On Jul 25, 2010, at 2:32 PM, Michael Foord wrote:
x = y in z # where x is a non boolean.
How is it any worse than:
x = y > z # where x is a non boolean
And all the other operators that already do this?
Terrible sales technique: "how is this any worse than ..." ;-) Other operations such as rich comparisons have complicated our lives but had sufficient offsetting benefits than made them more bearable. Rich comparisons cause no end of trouble but at least they allow the numeric folks to implement some well studied behaviors than have proven benefits in their domain. In contrast, this proposal offers almost zero benefit to offset the pain it will cause. The OP didn't even offer a compelling use case or a single piece of code that wouldn't be better written with a normal method. No existing code expects "in" to return a non-boolean. A lot of code for containers or that uses containers implicitly expects simple invariants to hold: for x in container: assert x in container
P.S. With rich comparisons, we've lost basics assumptions like equality operations being reflexsive, symmetric, and transitive. We should be cautioned by that experience and only go down that path again if there is a darned good reason.

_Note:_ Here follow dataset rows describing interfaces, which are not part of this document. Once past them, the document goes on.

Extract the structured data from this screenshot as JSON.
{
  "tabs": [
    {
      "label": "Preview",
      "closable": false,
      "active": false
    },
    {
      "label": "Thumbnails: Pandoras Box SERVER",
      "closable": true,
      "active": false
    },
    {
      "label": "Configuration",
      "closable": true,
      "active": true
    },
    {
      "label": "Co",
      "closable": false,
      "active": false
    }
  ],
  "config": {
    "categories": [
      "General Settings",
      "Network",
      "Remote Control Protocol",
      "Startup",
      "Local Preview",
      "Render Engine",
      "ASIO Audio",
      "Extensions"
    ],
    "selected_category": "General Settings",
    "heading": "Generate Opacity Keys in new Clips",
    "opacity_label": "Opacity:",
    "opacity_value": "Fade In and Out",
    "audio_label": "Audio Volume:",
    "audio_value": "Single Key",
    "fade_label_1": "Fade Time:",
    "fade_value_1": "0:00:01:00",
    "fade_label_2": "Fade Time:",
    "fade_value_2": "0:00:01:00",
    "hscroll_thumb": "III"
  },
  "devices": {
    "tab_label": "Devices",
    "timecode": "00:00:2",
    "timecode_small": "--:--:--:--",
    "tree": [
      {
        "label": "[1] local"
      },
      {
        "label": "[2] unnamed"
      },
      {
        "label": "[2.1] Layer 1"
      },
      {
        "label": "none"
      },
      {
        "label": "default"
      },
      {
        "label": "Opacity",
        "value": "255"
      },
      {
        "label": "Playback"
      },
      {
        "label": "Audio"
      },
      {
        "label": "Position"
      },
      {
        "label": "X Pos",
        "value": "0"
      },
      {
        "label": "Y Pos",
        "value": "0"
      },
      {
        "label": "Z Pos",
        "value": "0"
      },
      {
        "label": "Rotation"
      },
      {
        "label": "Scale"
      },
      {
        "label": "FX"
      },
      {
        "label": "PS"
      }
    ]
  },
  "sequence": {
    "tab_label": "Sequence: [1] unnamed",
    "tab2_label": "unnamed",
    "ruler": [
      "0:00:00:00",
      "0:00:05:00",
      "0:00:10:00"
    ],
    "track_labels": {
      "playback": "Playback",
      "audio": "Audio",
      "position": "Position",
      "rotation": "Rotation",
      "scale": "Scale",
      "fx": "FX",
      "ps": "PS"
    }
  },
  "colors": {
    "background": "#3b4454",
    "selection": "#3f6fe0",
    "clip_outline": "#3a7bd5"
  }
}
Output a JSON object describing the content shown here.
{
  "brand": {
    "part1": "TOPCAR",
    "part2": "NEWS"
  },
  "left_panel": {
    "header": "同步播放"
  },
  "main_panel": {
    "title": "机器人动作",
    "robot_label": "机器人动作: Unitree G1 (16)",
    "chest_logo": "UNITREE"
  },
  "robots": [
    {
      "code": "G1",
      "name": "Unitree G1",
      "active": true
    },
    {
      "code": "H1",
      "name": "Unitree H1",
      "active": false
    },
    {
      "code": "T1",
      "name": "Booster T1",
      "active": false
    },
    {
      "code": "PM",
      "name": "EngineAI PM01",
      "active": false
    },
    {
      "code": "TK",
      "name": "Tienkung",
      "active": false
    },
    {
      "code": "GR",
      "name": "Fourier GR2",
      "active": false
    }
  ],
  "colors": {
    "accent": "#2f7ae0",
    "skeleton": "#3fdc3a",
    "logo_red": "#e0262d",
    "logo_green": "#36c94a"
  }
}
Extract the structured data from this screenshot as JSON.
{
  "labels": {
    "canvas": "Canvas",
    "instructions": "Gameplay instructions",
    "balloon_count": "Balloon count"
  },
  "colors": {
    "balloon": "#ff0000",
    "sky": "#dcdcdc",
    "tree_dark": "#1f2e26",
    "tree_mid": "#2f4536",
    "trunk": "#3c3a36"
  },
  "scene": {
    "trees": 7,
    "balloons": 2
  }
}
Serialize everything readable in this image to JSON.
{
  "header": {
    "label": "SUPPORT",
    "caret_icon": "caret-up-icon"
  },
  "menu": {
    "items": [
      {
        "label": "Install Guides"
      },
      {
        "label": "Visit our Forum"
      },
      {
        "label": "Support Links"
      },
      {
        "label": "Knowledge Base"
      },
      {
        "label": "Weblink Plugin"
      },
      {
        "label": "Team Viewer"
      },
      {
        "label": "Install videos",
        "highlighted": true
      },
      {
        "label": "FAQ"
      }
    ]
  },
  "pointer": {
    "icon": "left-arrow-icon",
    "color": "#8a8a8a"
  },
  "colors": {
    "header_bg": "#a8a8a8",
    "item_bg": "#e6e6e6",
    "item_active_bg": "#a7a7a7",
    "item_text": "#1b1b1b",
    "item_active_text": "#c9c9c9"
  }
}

Fundamentally the argument in favor of it is the same as for the other comparison operators: you want to do symbolic manipulation using the "normal" syntax, as a DSL. My example is that of a SQL expression builder: SQLAlchemy uses User.id == 3 to create a clause where the ID is 3, but for "id in [1, 2, 3]" it has: User.id.in_([1, 2, 3]), which is rather unseamly IMO (at least as much as having User.id.eq(3) would be).